Do you have a family? A wife? Kids? Grandkids? Also, do you own all or part of a business? Then this article is for you. This is the estateplanning story of a real-life column reader from the Midwest. Joe (grandpa) is married to Mary. They have three kids: Jack and Jill work in Joe's business (Success Co.) and Jay is a schoolteacher. Interesting. Jill (the youngest child) is the clear leader.
All the kids are married. There are eight grandchildren (and I was told the production facilities are closed).
Joe and Mary are worth $18.5 million, including Success Co. (professionally valued at $10.7 million), two homes worth $1.8 million, a 401(k) worth $0.9 million, various investments, worth $4.9 million (including business real estate leased to Success Co. and a stock/bond portfolio). Finally, there is a $1.3 million (death benefit) life insurance policy on Joe with a $200,000 cash surrender value.
Grandpa and grandma’s estate plan
If Joe and Mary both got hit by the proverbial bus today, the estate tax monster would gobble about $3.4 million. What’s more, because Joe and Mary earn (every year) more than they spend, their potential estate tax burden will continue to rise.
Following are the basic strategies we used to beat up the estate tax monster:
An Intentionally Defective Trust (IDT) used to transfer Success Co. to Jack and Jill tax-free (no income tax, no capital gains tax).
Before the transfer (really a sale) to the IDT, we created voting stock (100 shares) and non-voting stock (10,000 shares), a tax-free transaction. Only the non-voting shares were sold to the IDT.
The tax law allows a 40 percent discount on the non-voting shares, yielding estate tax savings of over $1.7 million. Joe kept the voting stock and control of Success Co.
About 60 percent of this column’s business owner readers, such as, for example, Scott are not well-to-do like Joe. The facts are almost the same or similar to Joe's, but the various assets owned, including Scott’s Success Inc., are only about 20 percent of the numbers shown for Joe, (i.e., Success Inc. is only worth about $2.14 million).
A major issue for the Scotts of the world, is to make sure that Scott and his bride can maintain their lifestyle if they live to a ripe old age. In such cases, instead of an IDT, we use a strategy called a Spousal Access Trust (SAT). Why? An SAT removes Success Inc., from Scott’s estate (the kids now own it), but Scott and Sue continue to get the income from Success Inc. for as long as they live.
Lifestyle issue solved

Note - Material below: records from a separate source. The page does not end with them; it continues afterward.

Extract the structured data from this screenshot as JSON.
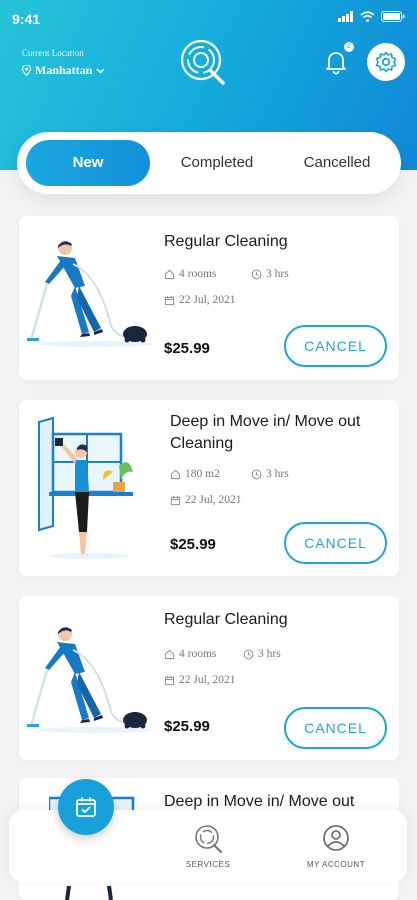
{
  "status_bar": {
    "time": "9:41"
  },
  "header": {
    "location_label": "Current Location",
    "location_value": "Manhattan",
    "notification_count": "2"
  },
  "tabs": [
    {
      "label": "New",
      "active": true
    },
    {
      "label": "Completed",
      "active": false
    },
    {
      "label": "Cancelled",
      "active": false
    }
  ],
  "bookings": [
    {
      "title": "Regular Cleaning",
      "size": "4 rooms",
      "duration": "3 hrs",
      "date": "22 Jul, 2021",
      "price": "$25.99",
      "action": "CANCEL"
    },
    {
      "title": "Deep in Move in/ Move out Cleaning",
      "size": "180 m2",
      "duration": "3 hrs",
      "date": "22 Jul, 2021",
      "price": "$25.99",
      "action": "CANCEL"
    },
    {
      "title": "Regular Cleaning",
      "size": "4 rooms",
      "duration": "3 hrs",
      "date": "22 Jul, 2021",
      "price": "$25.99",
      "action": "CANCEL"
    },
    {
      "title": "Deep in Move in/ Move out"
    }
  ],
  "bottom_nav": {
    "services_label": "SERVICES",
    "account_label": "MY ACCOUNT"
  },
  "colors": {
    "primary": "#17a0da",
    "header_start": "#27c3d9",
    "header_end": "#1088d6"
  },
  "icons": [
    "signal-icon",
    "wifi-icon",
    "battery-icon",
    "location-pin-icon",
    "chevron-down-icon",
    "bell-icon",
    "gear-icon",
    "home-icon",
    "clock-icon",
    "calendar-icon",
    "calendar-check-icon",
    "user-icon"
  ]
}
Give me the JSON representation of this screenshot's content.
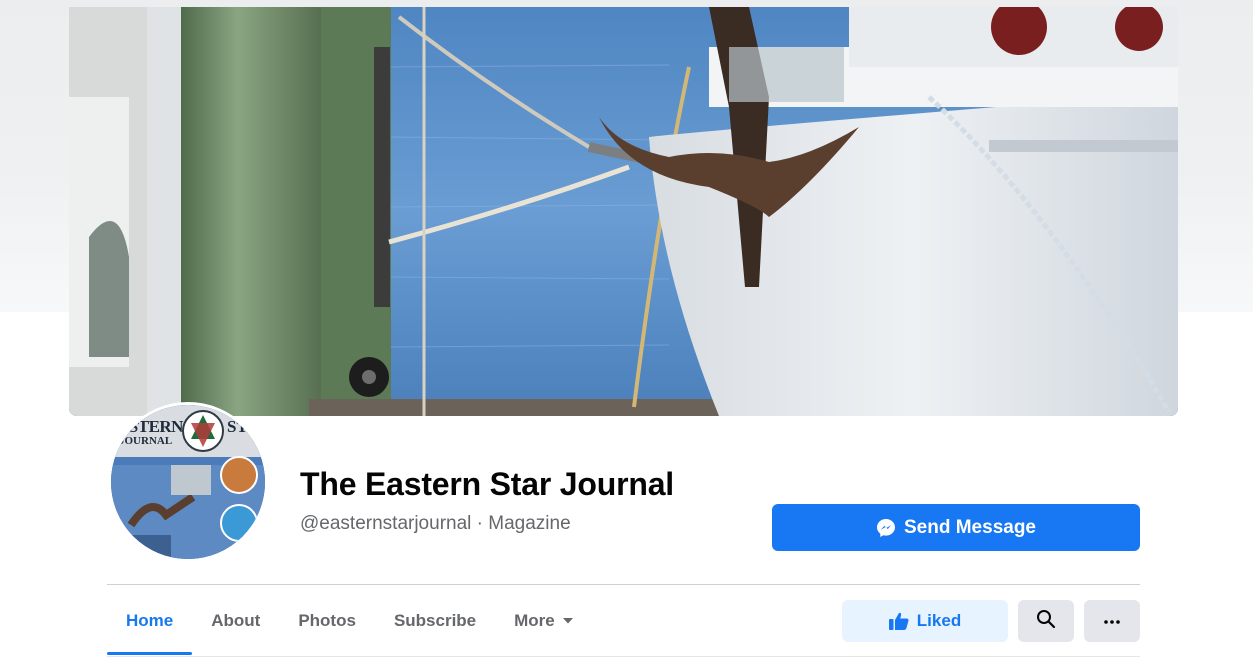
{
  "page": {
    "name": "The Eastern Star Journal",
    "subtitle": "@easternstarjournal · Magazine"
  },
  "actions": {
    "send_message": "Send Message",
    "liked": "Liked"
  },
  "tabs": [
    {
      "label": "Home",
      "active": true
    },
    {
      "label": "About",
      "active": false
    },
    {
      "label": "Photos",
      "active": false
    },
    {
      "label": "Subscribe",
      "active": false
    },
    {
      "label": "More",
      "active": false
    }
  ],
  "avatar": {
    "logo_text_left": "ASTERN",
    "logo_text_right": "STA",
    "logo_text_sub": "JOURNAL"
  },
  "icons": {
    "send_message": "messenger-icon",
    "liked": "thumbs-up-icon",
    "search": "search-icon",
    "more": "ellipsis-icon",
    "more_tab": "caret-down-icon"
  },
  "colors": {
    "accent": "#1877f2",
    "accent_light": "#e7f3ff",
    "secondary_button": "#e4e6eb",
    "text_primary": "#050505",
    "text_secondary": "#65676b"
  }
}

Family limited partnership (FLIP) used to protect the investments.
The tax law allows a 35 percent discount of $1.7 million (35 percent X $4.9 million) for the so-called “limited partnership units”, (LPU) reducing the estate tax by about $0.7 million.
Joe and Mary can gift $14,000 to each donee (here we have his three kids and eight grandkids) every year for a total of $308,000 per year (11 donees @ $14,000 = $154,000; $154,000 X 2 = $308,000). WOW!
The start of an estate plan for the kids
Dynasty Trust (DT): The gifts in our gifting program above will be the LPU portion of the FLIP. The gifts will be made each year to a DT, a truly dynamic estate tax saver. A separate DT trust will be created for each of the three kids. Each kid can enjoy the income from their trust for life and when he or she goes to heaven, their kids (Joe’s grandkids) will enjoy the income; and then the same for each future generation.
Why is the DT so dynamic? The assets in the trust, in effect, pass from generation to generation, but are free from the grasp of the estate tax monster.
What if one (or more) of the kids gets divorced? The documents are drawn in such a way that if one of the kids (or grandkids) gets divorced, the ex-spouse will not get any of the family wealth.
What about the grandkids? A separate trust is set up for each grandkid to receive the LPU gifts described above. Each trust will provide for the child’s education, down payment on a home and ultimately, retirement — all at appropriate ages.
A buy/sell agreement concerning Success Co., covering Jack and Jill, was created.
Life insurance: The buy/sell agreement is insurance-funded. The $1.3 million policy on Joe’s life was dropped with Joe pocketing the $200,000 CSV (tax-free). A $3 million second-to-die policy on Joe and Mary was purchased in the IDT (proceeds will be tax-free). Each (of the three) DT bought a $2 million policy on each kid to help fund the lifestyle of their kids (the grandkids of Joe and Mary).
And finally, Joe and Mary's plan not only eliminated the estate tax, but because of the new life insurance, will create a surplus.
And yes, the kids (and even the grandkids) have a good start on their estate plans.